Search the records for the word "title" and report each line that has it.

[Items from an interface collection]
● ● ●

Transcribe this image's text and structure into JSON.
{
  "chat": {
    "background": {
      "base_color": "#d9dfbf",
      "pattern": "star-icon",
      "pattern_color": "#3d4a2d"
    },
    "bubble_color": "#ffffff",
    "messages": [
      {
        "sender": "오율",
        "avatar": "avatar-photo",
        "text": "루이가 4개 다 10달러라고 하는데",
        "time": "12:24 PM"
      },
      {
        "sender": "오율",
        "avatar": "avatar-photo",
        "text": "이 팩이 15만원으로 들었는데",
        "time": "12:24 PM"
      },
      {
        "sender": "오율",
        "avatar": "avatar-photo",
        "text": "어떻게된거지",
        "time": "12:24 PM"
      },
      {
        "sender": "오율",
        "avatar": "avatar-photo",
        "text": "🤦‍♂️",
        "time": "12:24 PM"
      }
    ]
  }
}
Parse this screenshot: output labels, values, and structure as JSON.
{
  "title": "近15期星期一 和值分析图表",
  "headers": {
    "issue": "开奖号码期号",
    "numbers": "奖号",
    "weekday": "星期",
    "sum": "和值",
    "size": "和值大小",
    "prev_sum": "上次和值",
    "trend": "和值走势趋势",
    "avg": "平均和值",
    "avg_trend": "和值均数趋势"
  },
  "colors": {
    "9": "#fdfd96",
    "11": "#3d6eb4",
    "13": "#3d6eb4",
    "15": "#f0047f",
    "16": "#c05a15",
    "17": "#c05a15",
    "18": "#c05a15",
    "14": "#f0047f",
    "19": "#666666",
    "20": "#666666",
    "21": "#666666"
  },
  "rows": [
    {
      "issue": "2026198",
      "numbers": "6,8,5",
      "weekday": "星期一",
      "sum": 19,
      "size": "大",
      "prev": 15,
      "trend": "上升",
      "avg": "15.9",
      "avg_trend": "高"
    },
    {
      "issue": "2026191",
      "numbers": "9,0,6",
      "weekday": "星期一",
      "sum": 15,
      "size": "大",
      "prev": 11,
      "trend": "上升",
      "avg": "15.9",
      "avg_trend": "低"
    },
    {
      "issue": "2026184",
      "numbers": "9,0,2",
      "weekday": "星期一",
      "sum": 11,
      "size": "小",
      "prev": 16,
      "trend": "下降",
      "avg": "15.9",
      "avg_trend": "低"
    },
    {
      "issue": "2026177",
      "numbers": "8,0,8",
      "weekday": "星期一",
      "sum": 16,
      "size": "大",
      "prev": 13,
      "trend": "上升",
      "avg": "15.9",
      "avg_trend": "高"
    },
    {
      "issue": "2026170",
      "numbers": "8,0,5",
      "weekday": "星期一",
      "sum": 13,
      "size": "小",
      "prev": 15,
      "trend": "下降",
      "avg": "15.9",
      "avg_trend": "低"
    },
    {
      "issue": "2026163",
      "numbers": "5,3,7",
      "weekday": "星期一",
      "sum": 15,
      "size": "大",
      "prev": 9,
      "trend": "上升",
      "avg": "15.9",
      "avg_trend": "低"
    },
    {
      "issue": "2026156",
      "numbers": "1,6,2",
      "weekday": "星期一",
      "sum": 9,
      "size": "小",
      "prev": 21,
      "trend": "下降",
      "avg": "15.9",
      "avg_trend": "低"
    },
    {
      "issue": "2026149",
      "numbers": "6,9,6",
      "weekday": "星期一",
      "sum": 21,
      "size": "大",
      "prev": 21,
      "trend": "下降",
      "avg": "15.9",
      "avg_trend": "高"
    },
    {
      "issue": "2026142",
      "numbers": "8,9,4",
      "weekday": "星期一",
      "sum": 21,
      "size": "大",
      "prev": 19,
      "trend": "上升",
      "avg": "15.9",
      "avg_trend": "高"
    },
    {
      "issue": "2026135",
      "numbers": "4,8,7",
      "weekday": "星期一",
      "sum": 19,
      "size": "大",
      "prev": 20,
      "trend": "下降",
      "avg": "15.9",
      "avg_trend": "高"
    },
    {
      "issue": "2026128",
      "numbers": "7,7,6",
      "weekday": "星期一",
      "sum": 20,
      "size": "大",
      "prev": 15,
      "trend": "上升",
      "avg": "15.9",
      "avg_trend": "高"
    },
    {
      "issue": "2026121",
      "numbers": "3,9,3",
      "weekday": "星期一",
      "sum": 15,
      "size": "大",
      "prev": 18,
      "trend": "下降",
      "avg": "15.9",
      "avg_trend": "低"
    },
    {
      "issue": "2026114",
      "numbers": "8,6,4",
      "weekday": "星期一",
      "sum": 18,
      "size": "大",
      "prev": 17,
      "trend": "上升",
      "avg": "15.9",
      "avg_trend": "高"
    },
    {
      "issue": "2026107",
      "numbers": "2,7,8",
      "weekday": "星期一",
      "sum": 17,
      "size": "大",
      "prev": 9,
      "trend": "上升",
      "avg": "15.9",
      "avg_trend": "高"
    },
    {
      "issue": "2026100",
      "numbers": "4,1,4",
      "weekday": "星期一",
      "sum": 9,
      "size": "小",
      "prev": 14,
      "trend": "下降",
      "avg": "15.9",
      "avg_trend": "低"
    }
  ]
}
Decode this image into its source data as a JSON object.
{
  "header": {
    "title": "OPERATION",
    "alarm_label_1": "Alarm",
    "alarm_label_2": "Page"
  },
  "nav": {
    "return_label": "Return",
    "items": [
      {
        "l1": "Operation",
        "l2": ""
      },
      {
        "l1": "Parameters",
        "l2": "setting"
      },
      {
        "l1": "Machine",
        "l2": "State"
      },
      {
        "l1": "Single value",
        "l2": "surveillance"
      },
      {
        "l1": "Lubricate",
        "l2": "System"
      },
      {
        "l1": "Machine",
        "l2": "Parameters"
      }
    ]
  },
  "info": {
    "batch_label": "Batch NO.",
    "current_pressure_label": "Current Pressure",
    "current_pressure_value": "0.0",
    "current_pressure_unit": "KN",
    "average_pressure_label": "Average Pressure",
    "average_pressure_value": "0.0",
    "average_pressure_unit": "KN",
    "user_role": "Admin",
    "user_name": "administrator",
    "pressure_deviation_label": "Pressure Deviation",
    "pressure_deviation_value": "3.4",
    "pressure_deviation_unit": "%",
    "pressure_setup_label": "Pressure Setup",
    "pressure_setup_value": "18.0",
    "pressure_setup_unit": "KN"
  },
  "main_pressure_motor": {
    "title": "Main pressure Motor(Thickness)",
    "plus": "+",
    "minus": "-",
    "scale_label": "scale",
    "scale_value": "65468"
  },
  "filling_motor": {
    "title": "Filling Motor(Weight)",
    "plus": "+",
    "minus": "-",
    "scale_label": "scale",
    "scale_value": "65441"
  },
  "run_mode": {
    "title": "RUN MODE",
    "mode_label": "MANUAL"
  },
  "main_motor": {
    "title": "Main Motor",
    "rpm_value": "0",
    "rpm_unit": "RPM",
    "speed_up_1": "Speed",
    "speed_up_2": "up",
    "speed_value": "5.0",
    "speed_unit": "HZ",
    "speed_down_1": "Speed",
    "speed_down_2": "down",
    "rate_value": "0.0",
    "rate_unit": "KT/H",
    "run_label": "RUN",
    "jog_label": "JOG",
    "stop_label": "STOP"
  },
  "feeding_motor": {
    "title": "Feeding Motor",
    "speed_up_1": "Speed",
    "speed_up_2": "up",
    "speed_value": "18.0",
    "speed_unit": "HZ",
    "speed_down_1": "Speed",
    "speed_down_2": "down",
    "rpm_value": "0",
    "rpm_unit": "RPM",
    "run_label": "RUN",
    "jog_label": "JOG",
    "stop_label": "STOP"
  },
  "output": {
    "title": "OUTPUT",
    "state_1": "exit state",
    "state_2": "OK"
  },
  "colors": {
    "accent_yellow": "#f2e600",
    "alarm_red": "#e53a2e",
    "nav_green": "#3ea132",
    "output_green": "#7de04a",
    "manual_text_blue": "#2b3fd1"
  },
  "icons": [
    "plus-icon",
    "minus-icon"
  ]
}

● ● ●

> EXERCISE RESULT:
  "title": "近15期星期一 和值分析图表",
    "title": "OPERATION",
    "title": "Main pressure Motor(Thickness)",
    "title": "Filling Motor(Weight)",
    "title": "RUN MODE",
    "title": "Main Motor",
    "title": "Feeding Motor",
    "title": "OUTPUT",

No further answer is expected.